Independent potters, arts associations and community groups create and donate handcrafted ceramic bowls to the event. Guests purchase a ticket for a simple meal of soup, bread and dessert donated by area restaurants. Those purchasing an adult ticket or sponsorship get to take home a handmade empty bowl made by a local artisan as a reminder of the hunger and uncertainty homeless families face every day.

Proceeds go to the program that offers temporary shelter and food for families while parents receive training to find a job.

Abraham, who asked that only his first name be published, recently graduated from the program and is now living in an apartment with his daughter. He had been working two jobs to make ends meet, but became homeless when he lost the second job, he said.

He called around, but only Family Promise was able to help him. A case manager and volunteers at the organization’s resource center help clients with resume preparation. Clients are able to use the computers with Internet access, printers and phone to research job leads, he said.

Abraham was able to secure a second job, and he and his daughter stayed in the program until he had enough money saved to get an apartment plus a little extra for emergencies.

For those thinking about applying for the program, he suggested following the plan they provide and staying focused.

This year the arts fair begins at 11:30 a.m. and drop-in lunch runs from noon to 2:30 p.m. in St. Albert Hall at St. Finbar Catholic Church, 2010 W. Olive Ave., Burbank.

Adult tickets are $30. Children’s tickets are $15 (ages 11 and under) but do not include a ceramic bowl.

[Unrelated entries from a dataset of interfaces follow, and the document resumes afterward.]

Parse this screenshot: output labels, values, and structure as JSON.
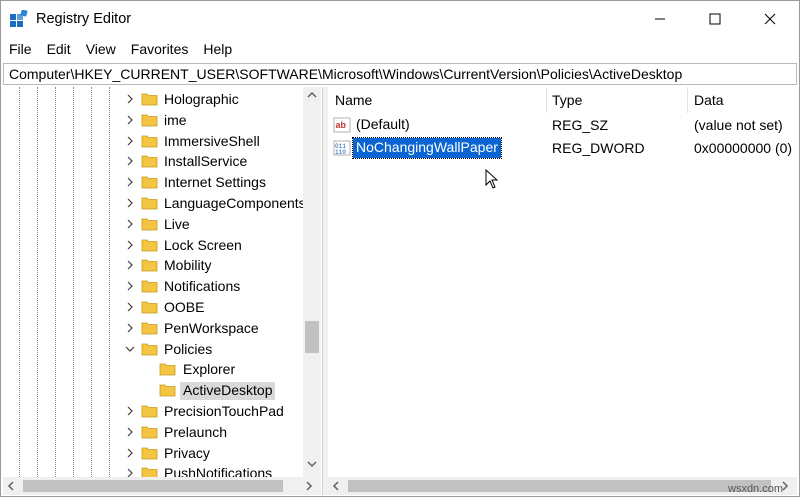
{
  "window": {
    "title": "Registry Editor"
  },
  "menu": [
    "File",
    "Edit",
    "View",
    "Favorites",
    "Help"
  ],
  "address": "Computer\\HKEY_CURRENT_USER\\SOFTWARE\\Microsoft\\Windows\\CurrentVersion\\Policies\\ActiveDesktop",
  "tree": {
    "items": [
      {
        "label": "Holographic",
        "expander": "collapsed"
      },
      {
        "label": "ime",
        "expander": "collapsed"
      },
      {
        "label": "ImmersiveShell",
        "expander": "collapsed"
      },
      {
        "label": "InstallService",
        "expander": "collapsed"
      },
      {
        "label": "Internet Settings",
        "expander": "collapsed"
      },
      {
        "label": "LanguageComponents",
        "expander": "collapsed"
      },
      {
        "label": "Live",
        "expander": "collapsed"
      },
      {
        "label": "Lock Screen",
        "expander": "collapsed"
      },
      {
        "label": "Mobility",
        "expander": "collapsed"
      },
      {
        "label": "Notifications",
        "expander": "collapsed"
      },
      {
        "label": "OOBE",
        "expander": "collapsed"
      },
      {
        "label": "PenWorkspace",
        "expander": "collapsed"
      },
      {
        "label": "Policies",
        "expander": "expanded"
      },
      {
        "label": "Explorer",
        "expander": "none"
      },
      {
        "label": "ActiveDesktop",
        "expander": "none",
        "selected": true
      },
      {
        "label": "PrecisionTouchPad",
        "expander": "collapsed"
      },
      {
        "label": "Prelaunch",
        "expander": "collapsed"
      },
      {
        "label": "Privacy",
        "expander": "collapsed"
      },
      {
        "label": "PushNotifications",
        "expander": "collapsed"
      }
    ]
  },
  "values": {
    "headers": {
      "name": "Name",
      "type": "Type",
      "data": "Data"
    },
    "rows": [
      {
        "icon": "string-value-icon",
        "name": "(Default)",
        "type": "REG_SZ",
        "data": "(value not set)"
      },
      {
        "icon": "dword-value-icon",
        "name": "NoChangingWallPaper",
        "type": "REG_DWORD",
        "data": "0x00000000 (0)",
        "selected": true
      }
    ]
  },
  "watermark": "wsxdn.com",
  "colors": {
    "selection": "#0a64d2",
    "tree_selection": "#d9d9d9",
    "folder": "#f4c542"
  }
}
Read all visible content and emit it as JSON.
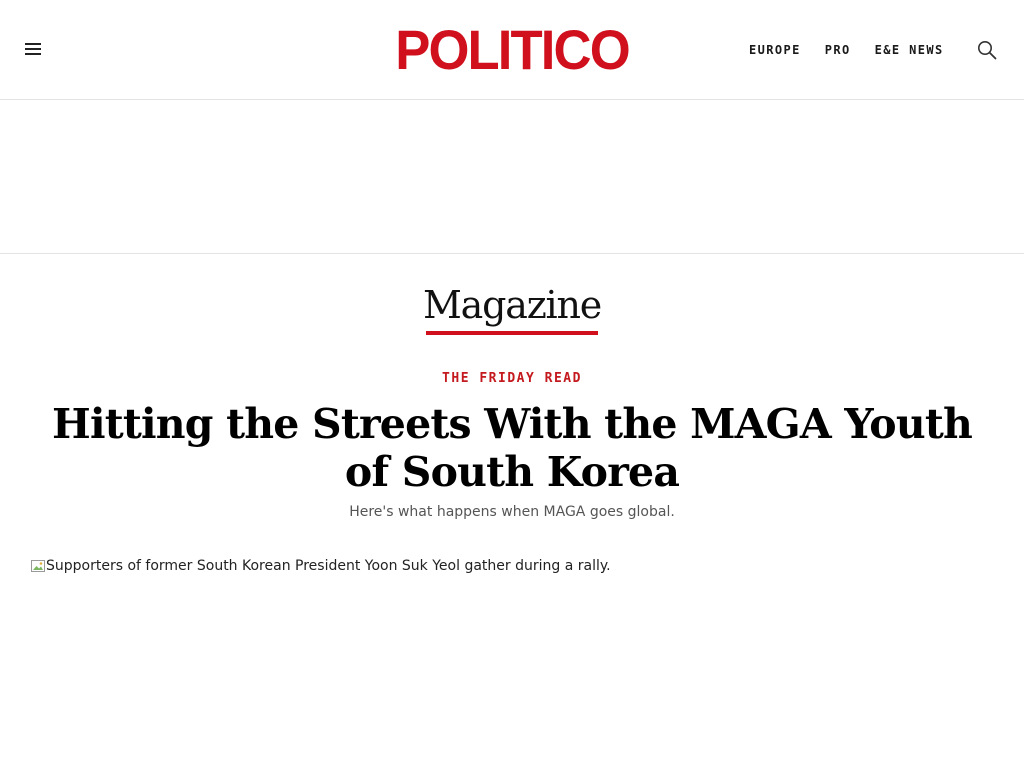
{
  "header": {
    "logo_text": "POLITICO",
    "brand_color": "#d0101d",
    "menu_icon": "hamburger-menu-icon",
    "search_icon": "search-icon",
    "nav": [
      {
        "label": "EUROPE"
      },
      {
        "label": "PRO"
      },
      {
        "label": "E&E NEWS"
      }
    ]
  },
  "section": {
    "name": "Magazine",
    "rule_color": "#d0101d"
  },
  "article": {
    "kicker": "THE FRIDAY READ",
    "headline": "Hitting the Streets With the MAGA Youth of South Korea",
    "dek": "Here's what happens when MAGA goes global.",
    "hero_image_alt": "Supporters of former South Korean President Yoon Suk Yeol gather during a rally."
  }
}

Sponsorships are available for $2,500, $1,250, $600, $400 and $150.


This past year, Family Promise has made great strides, including a 96% success rate of homeless-to-home transition, with each family typically spending between six to eight weeks with the organization, said Board President Renee Johnson. In addition, Family Promise was named the nonprofit of the year for the 25th Senate District by Sen. Carol Liu.

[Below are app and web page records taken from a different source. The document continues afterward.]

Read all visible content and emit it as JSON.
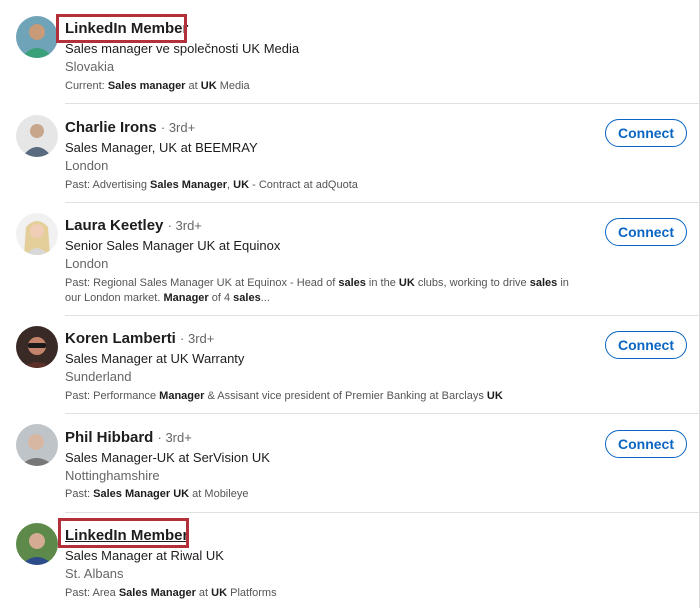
{
  "results": [
    {
      "name": "LinkedIn Member",
      "degree": "",
      "headline": "Sales manager ve společnosti UK Media",
      "location": "Slovakia",
      "snippet_label": "Current:",
      "snippet_parts": [
        {
          "text": " ",
          "bold": false
        },
        {
          "text": "Sales manager",
          "bold": true
        },
        {
          "text": " at ",
          "bold": false
        },
        {
          "text": "UK",
          "bold": true
        },
        {
          "text": " Media",
          "bold": false
        }
      ],
      "connect_label": "",
      "highlighted": true
    },
    {
      "name": "Charlie Irons",
      "degree": "· 3rd+",
      "headline": "Sales Manager, UK at BEEMRAY",
      "location": "London",
      "snippet_label": "Past:",
      "snippet_parts": [
        {
          "text": " Advertising ",
          "bold": false
        },
        {
          "text": "Sales Manager",
          "bold": true
        },
        {
          "text": ", ",
          "bold": false
        },
        {
          "text": "UK",
          "bold": true
        },
        {
          "text": " - Contract at adQuota",
          "bold": false
        }
      ],
      "connect_label": "Connect",
      "highlighted": false
    },
    {
      "name": "Laura Keetley",
      "degree": "· 3rd+",
      "headline": "Senior Sales Manager UK at Equinox",
      "location": "London",
      "snippet_label": "Past:",
      "snippet_parts": [
        {
          "text": " Regional Sales Manager UK at Equinox - Head of ",
          "bold": false
        },
        {
          "text": "sales",
          "bold": true
        },
        {
          "text": " in the ",
          "bold": false
        },
        {
          "text": "UK",
          "bold": true
        },
        {
          "text": " clubs, working to drive ",
          "bold": false
        },
        {
          "text": "sales",
          "bold": true
        },
        {
          "text": " in our London market. ",
          "bold": false
        },
        {
          "text": "Manager",
          "bold": true
        },
        {
          "text": " of 4 ",
          "bold": false
        },
        {
          "text": "sales",
          "bold": true
        },
        {
          "text": "...",
          "bold": false
        }
      ],
      "connect_label": "Connect",
      "highlighted": false
    },
    {
      "name": "Koren Lamberti",
      "degree": "· 3rd+",
      "headline": "Sales Manager at UK Warranty",
      "location": "Sunderland",
      "snippet_label": "Past:",
      "snippet_parts": [
        {
          "text": " Performance ",
          "bold": false
        },
        {
          "text": "Manager",
          "bold": true
        },
        {
          "text": " & Assisant vice president of Premier Banking at Barclays ",
          "bold": false
        },
        {
          "text": "UK",
          "bold": true
        }
      ],
      "connect_label": "Connect",
      "highlighted": false
    },
    {
      "name": "Phil Hibbard",
      "degree": "· 3rd+",
      "headline": "Sales Manager-UK at SerVision UK",
      "location": "Nottinghamshire",
      "snippet_label": "Past:",
      "snippet_parts": [
        {
          "text": " ",
          "bold": false
        },
        {
          "text": "Sales Manager UK",
          "bold": true
        },
        {
          "text": " at Mobileye",
          "bold": false
        }
      ],
      "connect_label": "Connect",
      "highlighted": false
    },
    {
      "name": "LinkedIn Member",
      "degree": "",
      "headline": "Sales Manager at Riwal UK",
      "location": "St. Albans",
      "snippet_label": "Past:",
      "snippet_parts": [
        {
          "text": " Area ",
          "bold": false
        },
        {
          "text": "Sales Manager",
          "bold": true
        },
        {
          "text": " at ",
          "bold": false
        },
        {
          "text": "UK",
          "bold": true
        },
        {
          "text": " Platforms",
          "bold": false
        }
      ],
      "connect_label": "",
      "highlighted": true
    }
  ],
  "colors": {
    "accent": "#0a66c2",
    "highlight_box": "#b3303a"
  }
}
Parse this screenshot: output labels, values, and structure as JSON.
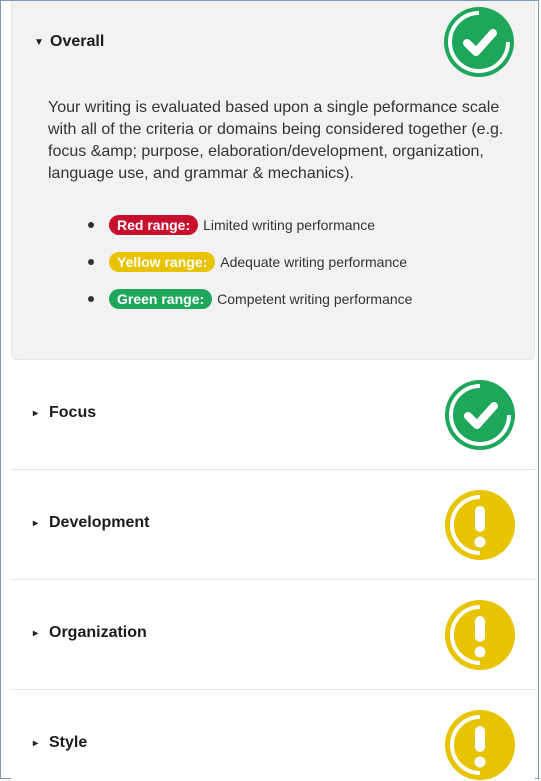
{
  "sections": {
    "overall": {
      "title": "Overall",
      "description": "Your writing is evaluated based upon a single peformance scale with all of the criteria or domains being considered together (e.g. focus &amp; purpose, elaboration/development, organization, language use, and grammar & mechanics).",
      "status_icon": "check-icon",
      "ranges": [
        {
          "label": "Red range:",
          "text": "Limited writing performance",
          "color": "#c8102e"
        },
        {
          "label": "Yellow range:",
          "text": "Adequate writing performance",
          "color": "#e8c300"
        },
        {
          "label": "Green range:",
          "text": "Competent writing performance",
          "color": "#1ea75a"
        }
      ]
    },
    "focus": {
      "title": "Focus",
      "status_icon": "check-icon"
    },
    "development": {
      "title": "Development",
      "status_icon": "exclamation-icon"
    },
    "organization": {
      "title": "Organization",
      "status_icon": "exclamation-icon"
    },
    "style": {
      "title": "Style",
      "status_icon": "exclamation-icon"
    }
  },
  "colors": {
    "green": "#1ea75a",
    "yellow": "#e8c300",
    "red": "#c8102e"
  }
}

The agency works with a network of 26 local congregations, 13 of which host families for one week on a rotating basis.

To qualify for this 90-day back-to-work program, families must include at least one adult and one minor and have no active alcohol or substance abuse, domestic violence, mental illness or felony convictions. Throughout the entire process, the family is able to remain safely together, with the children going to school so they don’t fall back academically.

Family Promise officials believe that by intervening early, the organization helps to stop situationally homeless families from spiraling down into chronic homelessness, thereby strengthening the community.

To learn more, visit


JOYCE RUDOLPH can be reached at